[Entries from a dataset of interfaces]

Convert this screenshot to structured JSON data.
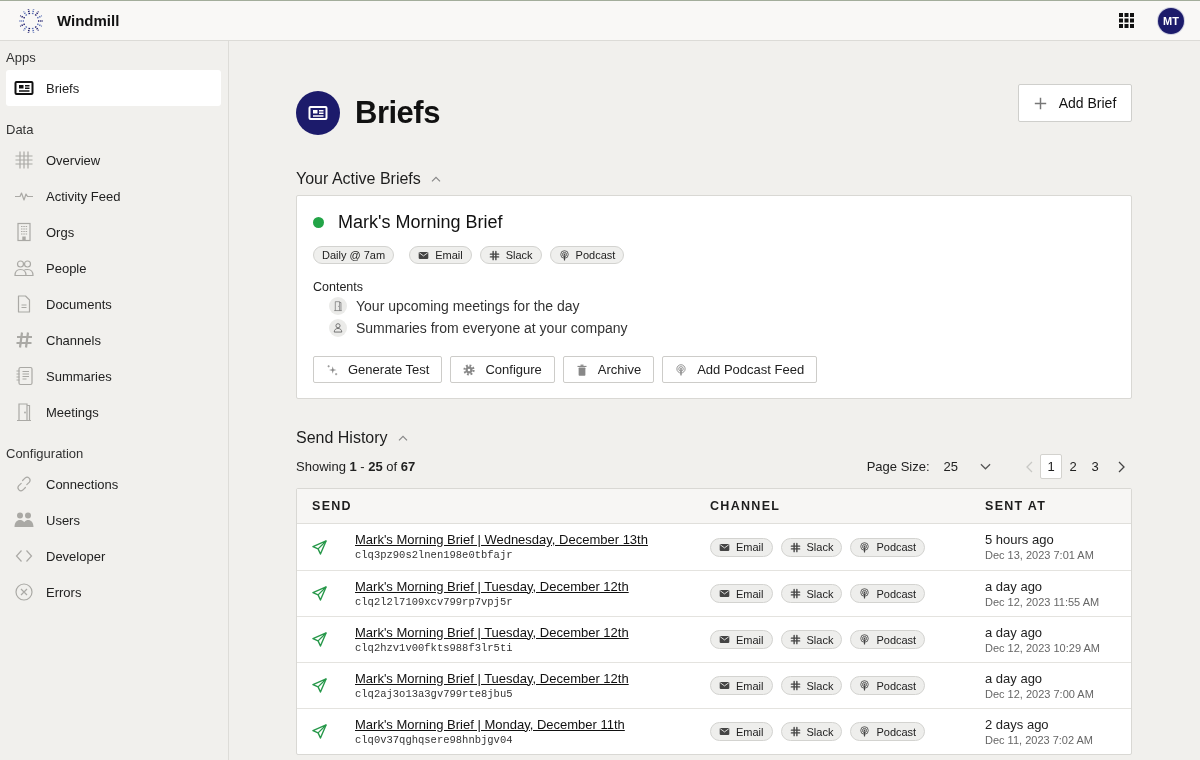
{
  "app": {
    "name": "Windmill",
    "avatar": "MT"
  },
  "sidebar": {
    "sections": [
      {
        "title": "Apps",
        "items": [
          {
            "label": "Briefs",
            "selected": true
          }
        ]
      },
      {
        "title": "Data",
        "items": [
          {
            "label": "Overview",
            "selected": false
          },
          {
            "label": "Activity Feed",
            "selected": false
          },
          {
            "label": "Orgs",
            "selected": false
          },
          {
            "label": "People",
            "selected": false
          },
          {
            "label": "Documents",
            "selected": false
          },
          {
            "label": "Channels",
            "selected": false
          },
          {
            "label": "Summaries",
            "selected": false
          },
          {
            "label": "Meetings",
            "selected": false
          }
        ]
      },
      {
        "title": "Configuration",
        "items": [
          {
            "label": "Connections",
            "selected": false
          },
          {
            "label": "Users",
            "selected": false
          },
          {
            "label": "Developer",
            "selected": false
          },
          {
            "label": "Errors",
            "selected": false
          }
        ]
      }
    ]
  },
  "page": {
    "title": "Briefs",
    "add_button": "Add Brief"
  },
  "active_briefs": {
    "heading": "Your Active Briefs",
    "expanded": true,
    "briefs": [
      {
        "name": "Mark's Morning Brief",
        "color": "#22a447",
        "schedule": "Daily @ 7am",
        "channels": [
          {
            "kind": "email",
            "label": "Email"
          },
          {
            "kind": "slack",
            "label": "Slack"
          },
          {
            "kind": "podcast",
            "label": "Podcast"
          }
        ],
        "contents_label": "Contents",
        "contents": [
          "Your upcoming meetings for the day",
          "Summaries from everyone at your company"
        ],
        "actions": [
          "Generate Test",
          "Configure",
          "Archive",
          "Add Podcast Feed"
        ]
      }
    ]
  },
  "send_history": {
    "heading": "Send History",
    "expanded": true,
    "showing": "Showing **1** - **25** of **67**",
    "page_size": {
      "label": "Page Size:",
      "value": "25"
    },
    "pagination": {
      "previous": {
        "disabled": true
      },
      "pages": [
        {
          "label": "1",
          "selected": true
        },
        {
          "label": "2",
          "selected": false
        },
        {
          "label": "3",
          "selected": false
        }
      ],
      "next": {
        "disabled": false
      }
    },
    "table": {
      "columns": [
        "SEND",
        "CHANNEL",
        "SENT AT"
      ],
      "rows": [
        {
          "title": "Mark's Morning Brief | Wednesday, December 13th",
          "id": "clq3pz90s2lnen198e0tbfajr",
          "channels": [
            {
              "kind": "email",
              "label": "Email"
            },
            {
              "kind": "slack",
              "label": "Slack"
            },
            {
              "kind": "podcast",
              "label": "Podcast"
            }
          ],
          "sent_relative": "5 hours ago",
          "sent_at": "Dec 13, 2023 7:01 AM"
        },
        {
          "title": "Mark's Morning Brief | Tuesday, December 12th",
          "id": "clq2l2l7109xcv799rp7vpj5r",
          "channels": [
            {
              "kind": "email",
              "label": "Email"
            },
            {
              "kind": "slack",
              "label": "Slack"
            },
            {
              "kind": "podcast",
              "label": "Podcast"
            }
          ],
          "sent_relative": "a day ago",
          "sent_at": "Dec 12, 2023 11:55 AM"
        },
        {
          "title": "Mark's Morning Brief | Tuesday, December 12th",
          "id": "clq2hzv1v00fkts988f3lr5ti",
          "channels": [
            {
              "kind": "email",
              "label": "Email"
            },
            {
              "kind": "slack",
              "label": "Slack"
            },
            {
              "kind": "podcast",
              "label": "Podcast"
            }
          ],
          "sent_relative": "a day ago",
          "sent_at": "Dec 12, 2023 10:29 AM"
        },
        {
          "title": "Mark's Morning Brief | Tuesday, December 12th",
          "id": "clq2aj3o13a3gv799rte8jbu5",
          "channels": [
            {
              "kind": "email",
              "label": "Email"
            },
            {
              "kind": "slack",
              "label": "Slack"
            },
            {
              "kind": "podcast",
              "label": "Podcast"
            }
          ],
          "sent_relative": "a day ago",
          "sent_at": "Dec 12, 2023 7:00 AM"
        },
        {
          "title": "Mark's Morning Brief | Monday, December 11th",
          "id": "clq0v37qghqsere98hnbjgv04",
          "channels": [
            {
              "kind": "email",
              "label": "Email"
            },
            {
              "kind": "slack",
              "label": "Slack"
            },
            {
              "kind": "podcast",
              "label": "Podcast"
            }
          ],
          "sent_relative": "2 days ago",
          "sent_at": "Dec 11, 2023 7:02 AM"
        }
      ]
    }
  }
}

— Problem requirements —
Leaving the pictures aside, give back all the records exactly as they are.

— Finished task —
Convert this screenshot to structured JSON data.
{
  "app": {
    "name": "Windmill",
    "avatar": "MT"
  },
  "sidebar": {
    "sections": [
      {
        "title": "Apps",
        "items": [
          {
            "label": "Briefs",
            "selected": true
          }
        ]
      },
      {
        "title": "Data",
        "items": [
          {
            "label": "Overview",
            "selected": false
          },
          {
            "label": "Activity Feed",
            "selected": false
          },
          {
            "label": "Orgs",
            "selected": false
          },
          {
            "label": "People",
            "selected": false
          },
          {
            "label": "Documents",
            "selected": false
          },
          {
            "label": "Channels",
            "selected": false
          },
          {
            "label": "Summaries",
            "selected": false
          },
          {
            "label": "Meetings",
            "selected": false
          }
        ]
      },
      {
        "title": "Configuration",
        "items": [
          {
            "label": "Connections",
            "selected": false
          },
          {
            "label": "Users",
            "selected": false
          },
          {
            "label": "Developer",
            "selected": false
          },
          {
            "label": "Errors",
            "selected": false
          }
        ]
      }
    ]
  },
  "page": {
    "title": "Briefs",
    "add_button": "Add Brief"
  },
  "active_briefs": {
    "heading": "Your Active Briefs",
    "expanded": true,
    "briefs": [
      {
        "name": "Mark's Morning Brief",
        "color": "#22a447",
        "schedule": "Daily @ 7am",
        "channels": [
          {
            "kind": "email",
            "label": "Email"
          },
          {
            "kind": "slack",
            "label": "Slack"
          },
          {
            "kind": "podcast",
            "label": "Podcast"
          }
        ],
        "contents_label": "Contents",
        "contents": [
          "Your upcoming meetings for the day",
          "Summaries from everyone at your company"
        ],
        "actions": [
          "Generate Test",
          "Configure",
          "Archive",
          "Add Podcast Feed"
        ]
      }
    ]
  },
  "send_history": {
    "heading": "Send History",
    "expanded": true,
    "showing": "Showing **1** - **25** of **67**",
    "page_size": {
      "label": "Page Size:",
      "value": "25"
    },
    "pagination": {
      "previous": {
        "disabled": true
      },
      "pages": [
        {
          "label": "1",
          "selected": true
        },
        {
          "label": "2",
          "selected": false
        },
        {
          "label": "3",
          "selected": false
        }
      ],
      "next": {
        "disabled": false
      }
    },
    "table": {
      "columns": [
        "SEND",
        "CHANNEL",
        "SENT AT"
      ],
      "rows": [
        {
          "title": "Mark's Morning Brief | Wednesday, December 13th",
          "id": "clq3pz90s2lnen198e0tbfajr",
          "channels": [
            {
              "kind": "email",
              "label": "Email"
            },
            {
              "kind": "slack",
              "label": "Slack"
            },
            {
              "kind": "podcast",
              "label": "Podcast"
            }
          ],
          "sent_relative": "5 hours ago",
          "sent_at": "Dec 13, 2023 7:01 AM"
        },
        {
          "title": "Mark's Morning Brief | Tuesday, December 12th",
          "id": "clq2l2l7109xcv799rp7vpj5r",
          "channels": [
            {
              "kind": "email",
              "label": "Email"
            },
            {
              "kind": "slack",
              "label": "Slack"
            },
            {
              "kind": "podcast",
              "label": "Podcast"
            }
          ],
          "sent_relative": "a day ago",
          "sent_at": "Dec 12, 2023 11:55 AM"
        },
        {
          "title": "Mark's Morning Brief | Tuesday, December 12th",
          "id": "clq2hzv1v00fkts988f3lr5ti",
          "channels": [
            {
              "kind": "email",
              "label": "Email"
            },
            {
              "kind": "slack",
              "label": "Slack"
            },
            {
              "kind": "podcast",
              "label": "Podcast"
            }
          ],
          "sent_relative": "a day ago",
          "sent_at": "Dec 12, 2023 10:29 AM"
        },
        {
          "title": "Mark's Morning Brief | Tuesday, December 12th",
          "id": "clq2aj3o13a3gv799rte8jbu5",
          "channels": [
            {
              "kind": "email",
              "label": "Email"
            },
            {
              "kind": "slack",
              "label": "Slack"
            },
            {
              "kind": "podcast",
              "label": "Podcast"
            }
          ],
          "sent_relative": "a day ago",
          "sent_at": "Dec 12, 2023 7:00 AM"
        },
        {
          "title": "Mark's Morning Brief | Monday, December 11th",
          "id": "clq0v37qghqsere98hnbjgv04",
          "channels": [
            {
              "kind": "email",
              "label": "Email"
            },
            {
              "kind": "slack",
              "label": "Slack"
            },
            {
              "kind": "podcast",
              "label": "Podcast"
            }
          ],
          "sent_relative": "2 days ago",
          "sent_at": "Dec 11, 2023 7:02 AM"
        }
      ]
    }
  }
}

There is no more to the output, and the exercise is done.